Top of Provided material
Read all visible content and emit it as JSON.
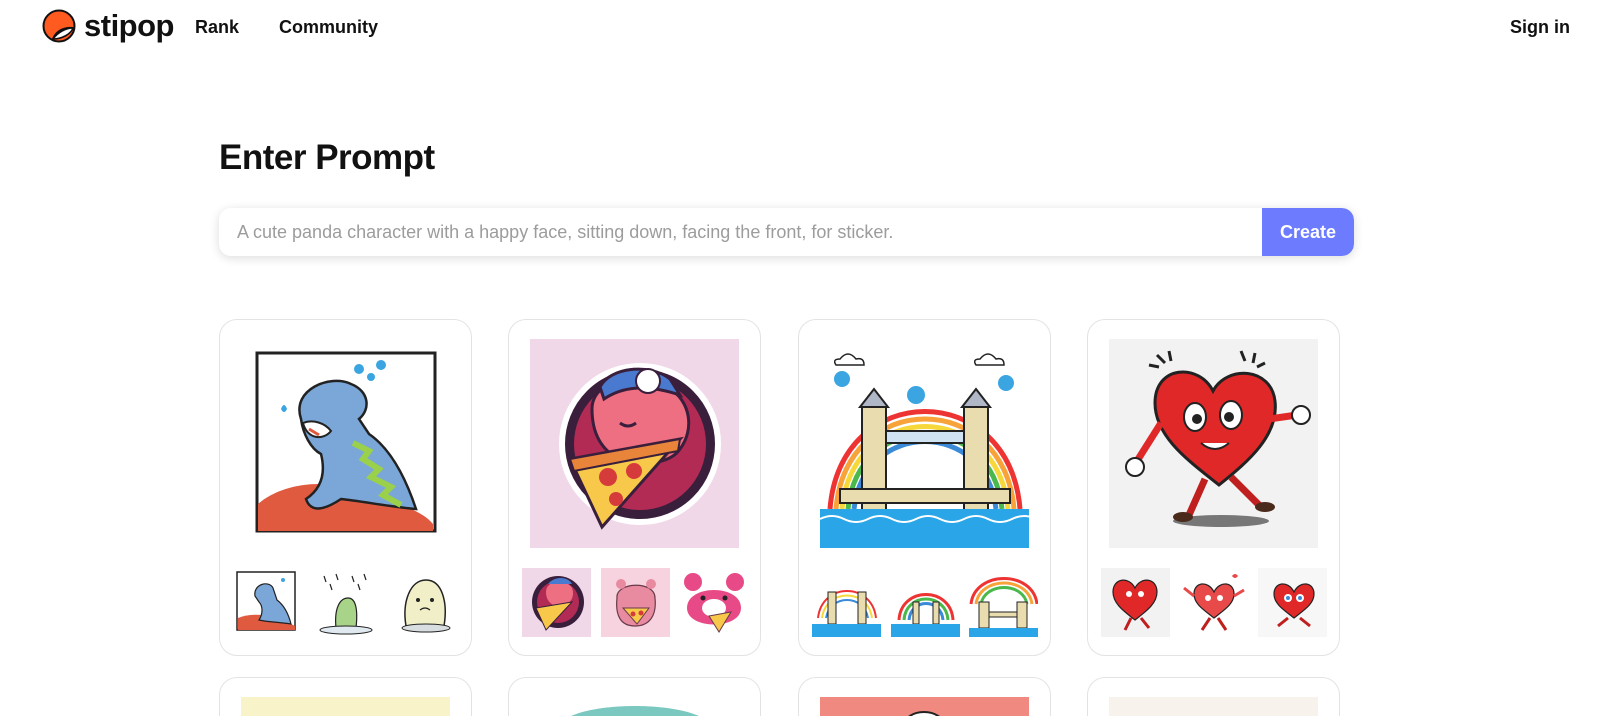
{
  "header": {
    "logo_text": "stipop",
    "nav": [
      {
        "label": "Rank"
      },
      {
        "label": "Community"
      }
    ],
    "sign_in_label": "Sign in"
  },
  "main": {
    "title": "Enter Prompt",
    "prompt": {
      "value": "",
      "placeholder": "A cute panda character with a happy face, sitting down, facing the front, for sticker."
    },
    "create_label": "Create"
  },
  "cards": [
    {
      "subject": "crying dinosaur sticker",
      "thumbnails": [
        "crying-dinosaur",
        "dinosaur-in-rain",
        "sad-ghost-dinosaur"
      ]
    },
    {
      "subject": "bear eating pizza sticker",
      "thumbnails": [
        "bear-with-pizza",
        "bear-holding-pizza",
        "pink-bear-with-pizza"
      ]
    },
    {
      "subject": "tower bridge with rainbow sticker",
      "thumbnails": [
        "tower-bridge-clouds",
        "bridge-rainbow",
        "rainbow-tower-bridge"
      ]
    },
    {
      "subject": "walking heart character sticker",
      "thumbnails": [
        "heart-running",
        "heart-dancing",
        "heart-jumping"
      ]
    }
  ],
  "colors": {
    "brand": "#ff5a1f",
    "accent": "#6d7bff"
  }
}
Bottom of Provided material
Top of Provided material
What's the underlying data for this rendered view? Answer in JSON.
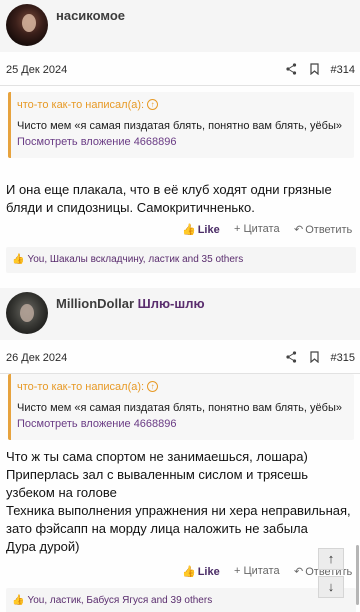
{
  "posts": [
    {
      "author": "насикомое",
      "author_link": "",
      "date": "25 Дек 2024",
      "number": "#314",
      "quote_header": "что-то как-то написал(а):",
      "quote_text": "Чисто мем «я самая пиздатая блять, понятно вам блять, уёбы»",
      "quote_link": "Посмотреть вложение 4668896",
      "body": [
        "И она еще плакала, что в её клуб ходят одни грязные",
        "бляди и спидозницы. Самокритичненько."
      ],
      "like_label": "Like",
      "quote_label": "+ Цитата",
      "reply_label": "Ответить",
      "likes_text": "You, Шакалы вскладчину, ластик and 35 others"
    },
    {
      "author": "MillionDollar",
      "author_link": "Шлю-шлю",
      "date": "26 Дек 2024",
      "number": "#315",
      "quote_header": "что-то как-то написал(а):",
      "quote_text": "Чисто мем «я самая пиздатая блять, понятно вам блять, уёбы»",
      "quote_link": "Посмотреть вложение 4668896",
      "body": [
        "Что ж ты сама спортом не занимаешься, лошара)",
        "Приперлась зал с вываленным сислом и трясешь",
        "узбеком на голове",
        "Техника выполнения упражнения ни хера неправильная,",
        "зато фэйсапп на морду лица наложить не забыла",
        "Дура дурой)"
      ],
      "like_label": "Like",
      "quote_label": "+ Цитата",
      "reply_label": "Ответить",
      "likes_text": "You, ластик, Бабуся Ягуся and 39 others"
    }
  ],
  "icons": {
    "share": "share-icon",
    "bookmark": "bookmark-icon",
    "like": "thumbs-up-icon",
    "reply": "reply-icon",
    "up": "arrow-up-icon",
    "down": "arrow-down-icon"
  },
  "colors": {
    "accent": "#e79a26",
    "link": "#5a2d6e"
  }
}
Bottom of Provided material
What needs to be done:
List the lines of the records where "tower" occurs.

Answer space:
      "subject": "tower bridge with rainbow sticker",
        "tower-bridge-clouds",
        "rainbow-tower-bridge"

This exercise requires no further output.